Required work
Every line with "JSON" in it should be copied from the data.

Provided data

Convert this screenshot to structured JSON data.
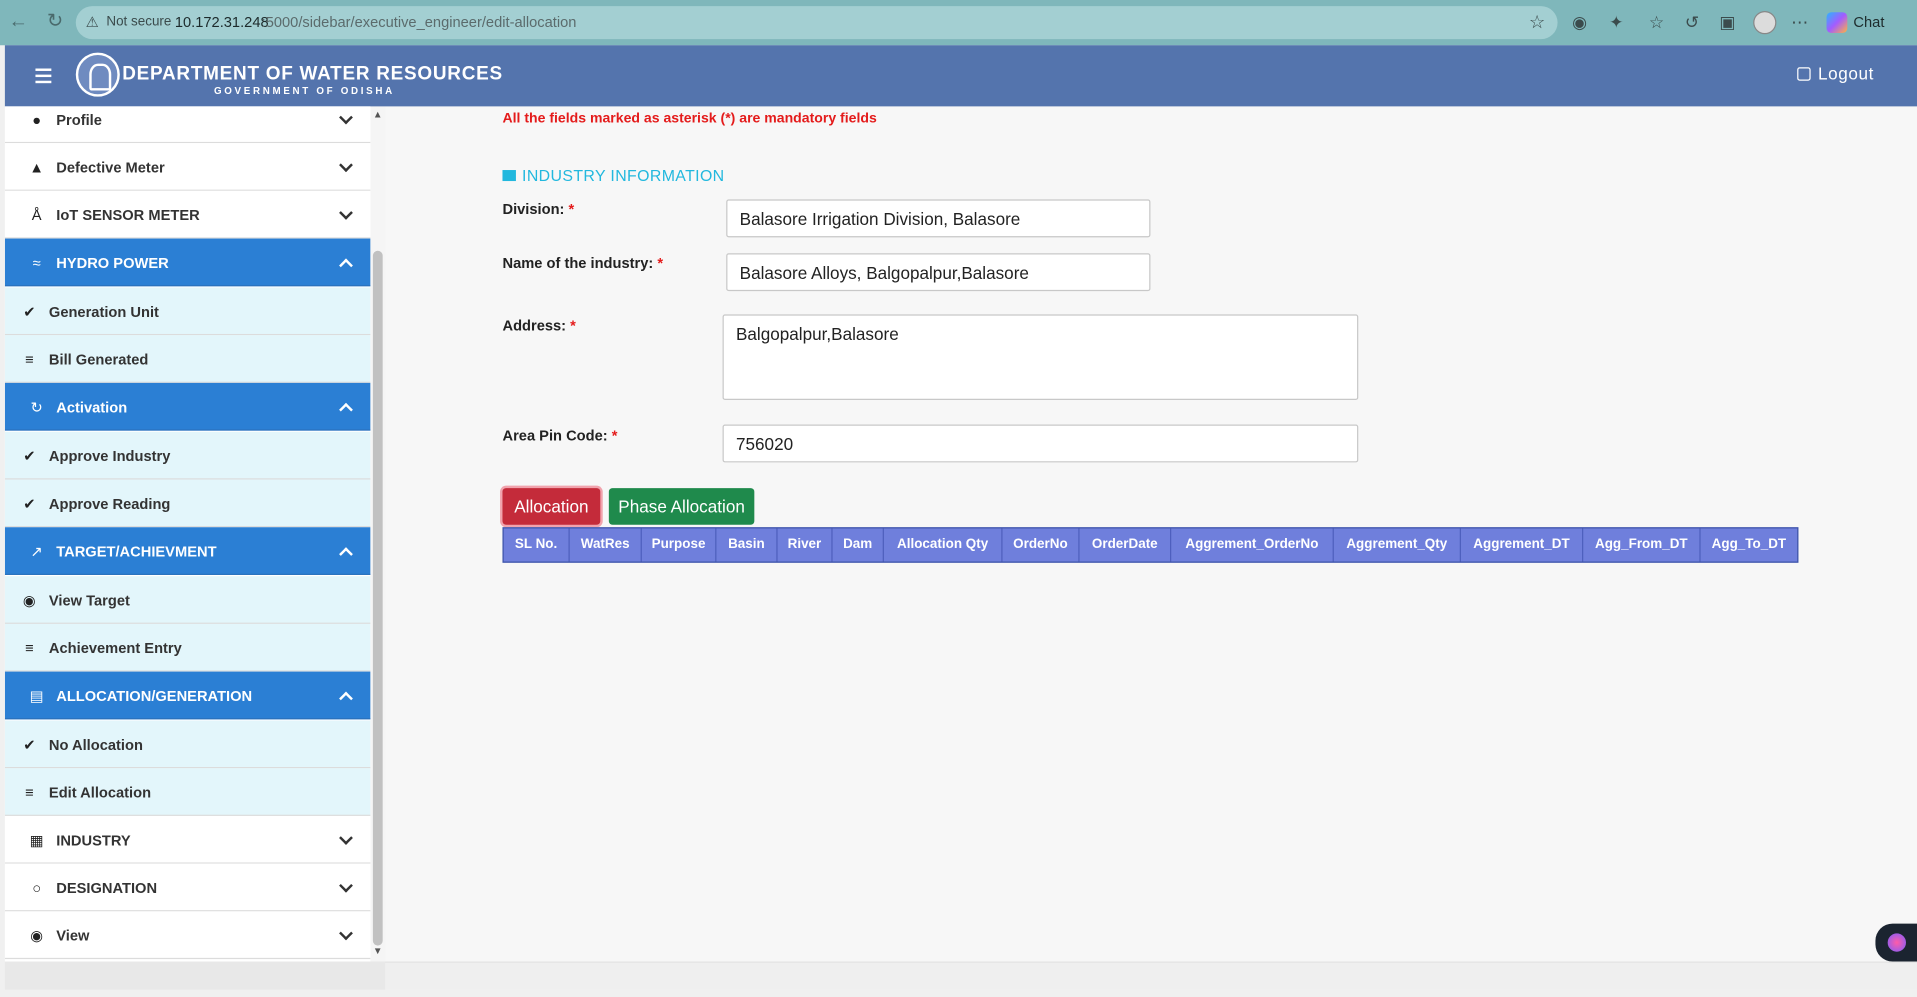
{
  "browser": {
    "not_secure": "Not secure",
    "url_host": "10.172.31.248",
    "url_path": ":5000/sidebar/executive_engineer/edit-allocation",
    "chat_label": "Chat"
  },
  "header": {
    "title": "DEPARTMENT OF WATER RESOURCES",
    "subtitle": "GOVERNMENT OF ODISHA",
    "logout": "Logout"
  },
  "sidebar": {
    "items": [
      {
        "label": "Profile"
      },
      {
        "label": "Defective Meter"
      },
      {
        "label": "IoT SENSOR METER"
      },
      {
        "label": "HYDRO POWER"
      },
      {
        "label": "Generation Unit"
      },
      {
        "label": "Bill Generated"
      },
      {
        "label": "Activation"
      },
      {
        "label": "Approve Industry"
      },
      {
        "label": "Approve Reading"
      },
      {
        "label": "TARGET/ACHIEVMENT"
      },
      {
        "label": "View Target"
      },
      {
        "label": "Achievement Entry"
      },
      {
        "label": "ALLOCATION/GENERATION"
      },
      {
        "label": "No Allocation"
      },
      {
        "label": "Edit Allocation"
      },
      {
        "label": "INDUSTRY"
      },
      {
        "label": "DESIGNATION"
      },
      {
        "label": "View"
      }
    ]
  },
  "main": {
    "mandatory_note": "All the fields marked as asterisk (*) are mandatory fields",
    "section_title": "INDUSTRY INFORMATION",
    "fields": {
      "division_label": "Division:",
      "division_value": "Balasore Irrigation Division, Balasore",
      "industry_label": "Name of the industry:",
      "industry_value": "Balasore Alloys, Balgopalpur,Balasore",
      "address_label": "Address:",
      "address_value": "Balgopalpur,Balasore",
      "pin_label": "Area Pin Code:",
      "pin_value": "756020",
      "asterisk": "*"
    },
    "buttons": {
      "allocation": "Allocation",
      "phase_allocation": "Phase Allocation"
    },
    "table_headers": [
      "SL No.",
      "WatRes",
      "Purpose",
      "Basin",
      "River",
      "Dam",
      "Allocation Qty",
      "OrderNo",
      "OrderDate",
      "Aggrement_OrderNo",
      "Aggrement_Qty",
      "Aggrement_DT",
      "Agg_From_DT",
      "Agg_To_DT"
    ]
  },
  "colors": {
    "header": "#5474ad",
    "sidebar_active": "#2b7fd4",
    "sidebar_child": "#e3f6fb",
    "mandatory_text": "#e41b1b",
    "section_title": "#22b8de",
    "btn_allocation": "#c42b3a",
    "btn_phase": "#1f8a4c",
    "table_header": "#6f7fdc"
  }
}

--

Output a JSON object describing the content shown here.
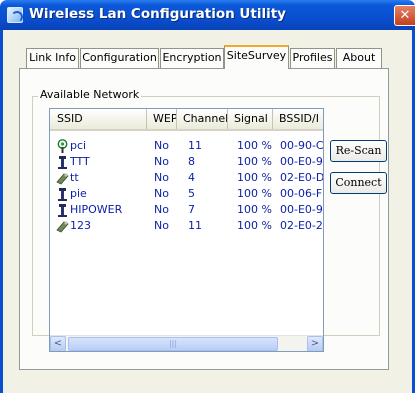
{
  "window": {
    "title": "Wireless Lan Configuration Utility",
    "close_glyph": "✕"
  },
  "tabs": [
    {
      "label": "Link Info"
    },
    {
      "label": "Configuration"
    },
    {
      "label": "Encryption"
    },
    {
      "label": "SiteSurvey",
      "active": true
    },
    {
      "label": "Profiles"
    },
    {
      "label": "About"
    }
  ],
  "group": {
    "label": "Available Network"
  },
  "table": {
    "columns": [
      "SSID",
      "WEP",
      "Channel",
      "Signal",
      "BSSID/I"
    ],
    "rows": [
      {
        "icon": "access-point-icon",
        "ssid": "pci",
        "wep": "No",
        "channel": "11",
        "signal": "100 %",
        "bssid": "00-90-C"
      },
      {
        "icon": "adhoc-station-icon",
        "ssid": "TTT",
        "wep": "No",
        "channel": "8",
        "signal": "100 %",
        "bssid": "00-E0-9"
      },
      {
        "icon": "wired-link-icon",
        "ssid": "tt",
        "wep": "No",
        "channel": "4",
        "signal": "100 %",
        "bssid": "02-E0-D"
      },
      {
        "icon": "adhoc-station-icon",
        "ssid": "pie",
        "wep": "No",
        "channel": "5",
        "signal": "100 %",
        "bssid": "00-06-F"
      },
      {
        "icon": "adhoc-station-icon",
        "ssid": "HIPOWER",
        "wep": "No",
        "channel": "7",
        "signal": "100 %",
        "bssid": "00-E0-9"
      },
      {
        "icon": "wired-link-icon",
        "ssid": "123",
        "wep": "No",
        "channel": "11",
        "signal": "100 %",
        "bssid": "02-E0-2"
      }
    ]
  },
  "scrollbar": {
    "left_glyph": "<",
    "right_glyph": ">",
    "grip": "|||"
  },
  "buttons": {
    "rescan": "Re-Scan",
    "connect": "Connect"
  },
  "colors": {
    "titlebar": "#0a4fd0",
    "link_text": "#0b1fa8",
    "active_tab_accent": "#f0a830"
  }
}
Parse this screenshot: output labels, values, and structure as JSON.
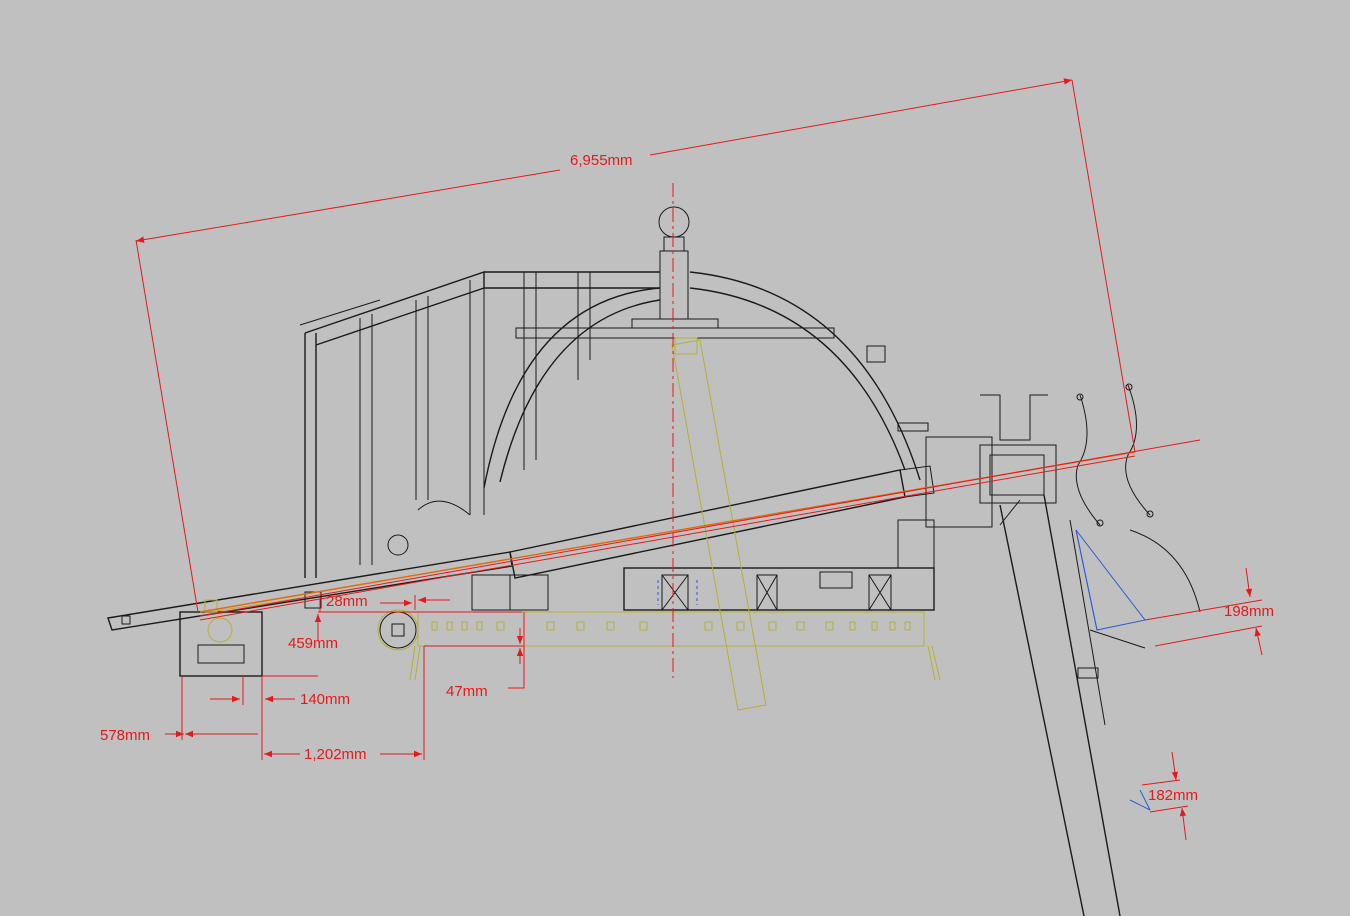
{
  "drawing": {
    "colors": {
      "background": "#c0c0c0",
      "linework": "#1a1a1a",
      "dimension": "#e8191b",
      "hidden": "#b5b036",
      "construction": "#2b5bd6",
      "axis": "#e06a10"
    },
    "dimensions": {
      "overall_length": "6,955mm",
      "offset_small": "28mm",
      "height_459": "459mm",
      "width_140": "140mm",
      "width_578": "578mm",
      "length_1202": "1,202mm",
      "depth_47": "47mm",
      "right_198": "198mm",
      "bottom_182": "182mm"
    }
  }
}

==

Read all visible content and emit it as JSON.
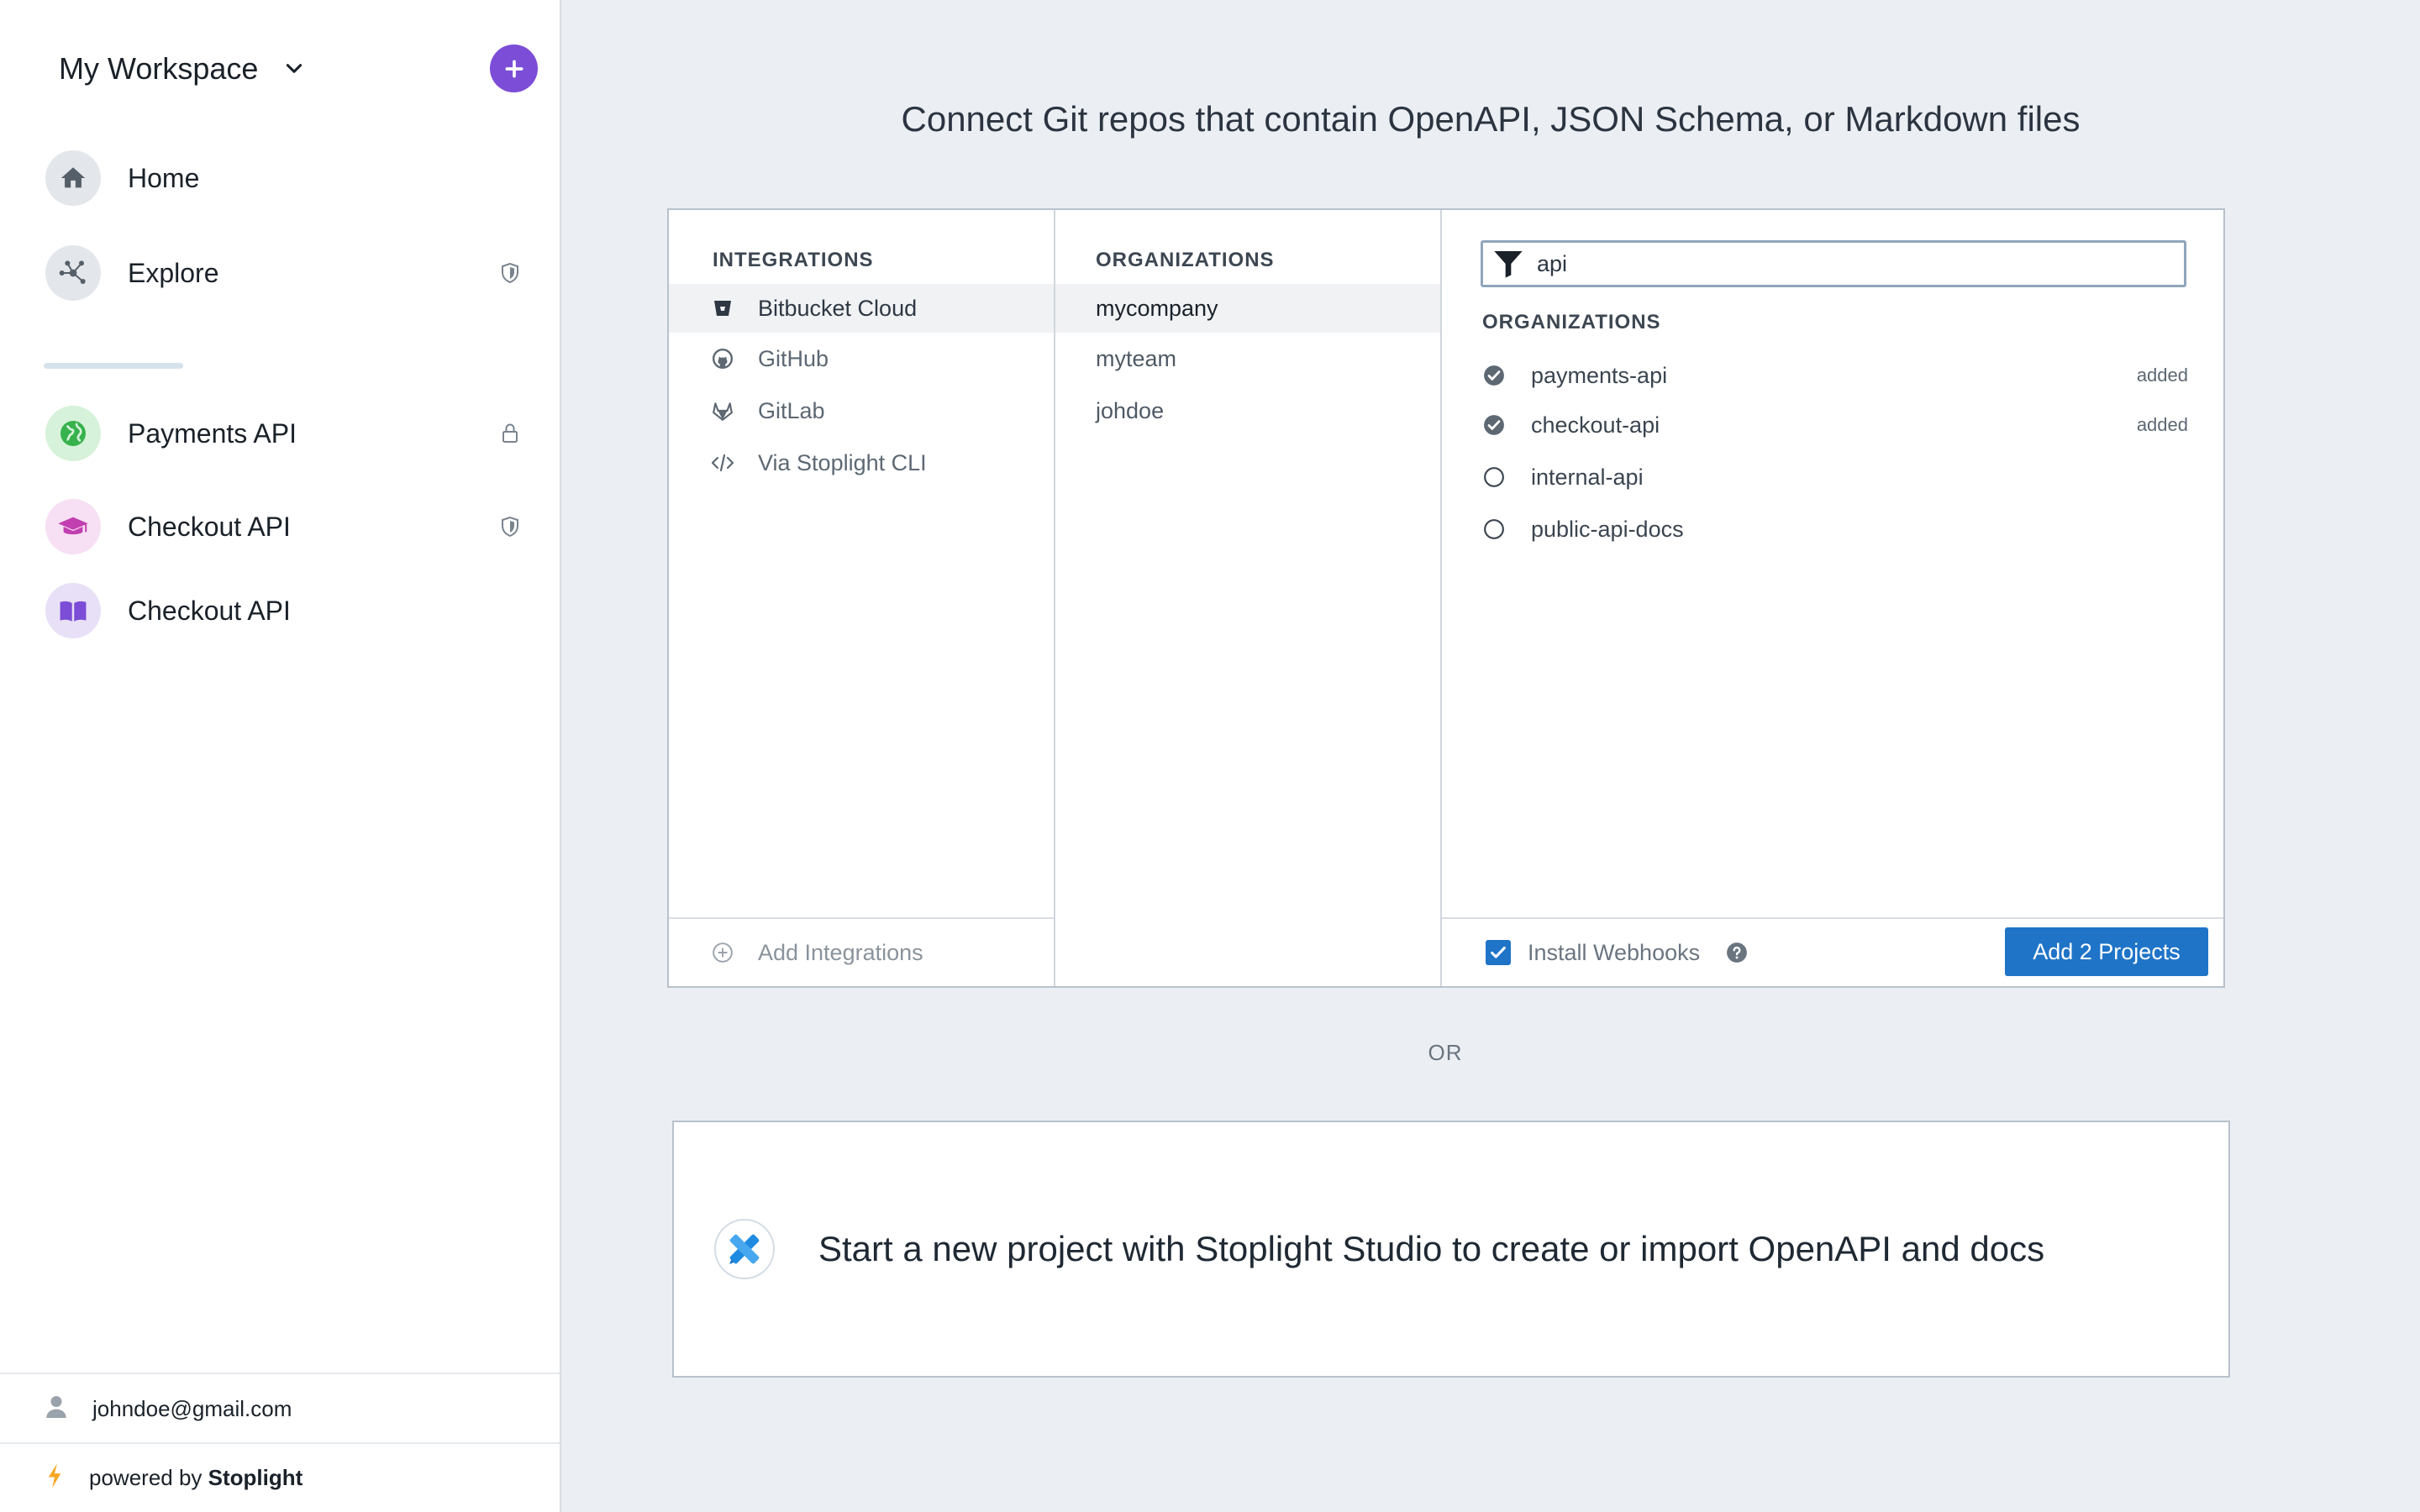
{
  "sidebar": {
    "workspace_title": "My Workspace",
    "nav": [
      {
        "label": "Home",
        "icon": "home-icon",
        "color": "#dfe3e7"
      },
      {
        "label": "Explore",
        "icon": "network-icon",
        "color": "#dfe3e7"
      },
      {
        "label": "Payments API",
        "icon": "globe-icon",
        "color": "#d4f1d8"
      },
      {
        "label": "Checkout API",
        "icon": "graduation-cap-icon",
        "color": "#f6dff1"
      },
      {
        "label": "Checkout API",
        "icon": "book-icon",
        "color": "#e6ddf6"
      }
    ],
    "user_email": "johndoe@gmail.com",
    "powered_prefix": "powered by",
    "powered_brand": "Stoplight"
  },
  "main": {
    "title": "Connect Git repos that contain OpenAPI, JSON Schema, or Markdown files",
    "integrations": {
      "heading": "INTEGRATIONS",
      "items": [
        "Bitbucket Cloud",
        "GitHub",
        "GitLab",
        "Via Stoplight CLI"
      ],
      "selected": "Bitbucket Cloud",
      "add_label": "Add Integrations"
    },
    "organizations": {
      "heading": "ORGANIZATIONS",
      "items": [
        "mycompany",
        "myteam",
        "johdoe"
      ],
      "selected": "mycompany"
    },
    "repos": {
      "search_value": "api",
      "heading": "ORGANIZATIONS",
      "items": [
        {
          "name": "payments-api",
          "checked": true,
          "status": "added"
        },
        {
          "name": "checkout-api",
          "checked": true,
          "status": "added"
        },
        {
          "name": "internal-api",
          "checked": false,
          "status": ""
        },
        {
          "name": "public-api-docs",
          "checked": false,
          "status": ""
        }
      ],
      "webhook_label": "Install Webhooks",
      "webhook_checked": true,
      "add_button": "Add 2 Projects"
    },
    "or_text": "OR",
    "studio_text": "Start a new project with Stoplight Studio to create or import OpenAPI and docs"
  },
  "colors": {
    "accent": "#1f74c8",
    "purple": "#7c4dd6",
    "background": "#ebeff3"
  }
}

Task solution
Convert this screenshot to structured JSON data.
Output a JSON object describing the content shown here.
Parse this screenshot: output labels, values, and structure as JSON.
Read all visible content and emit it as JSON.
    "title": "Connect Git repos that contain OpenAPI, JSON Schema, or Markdown files",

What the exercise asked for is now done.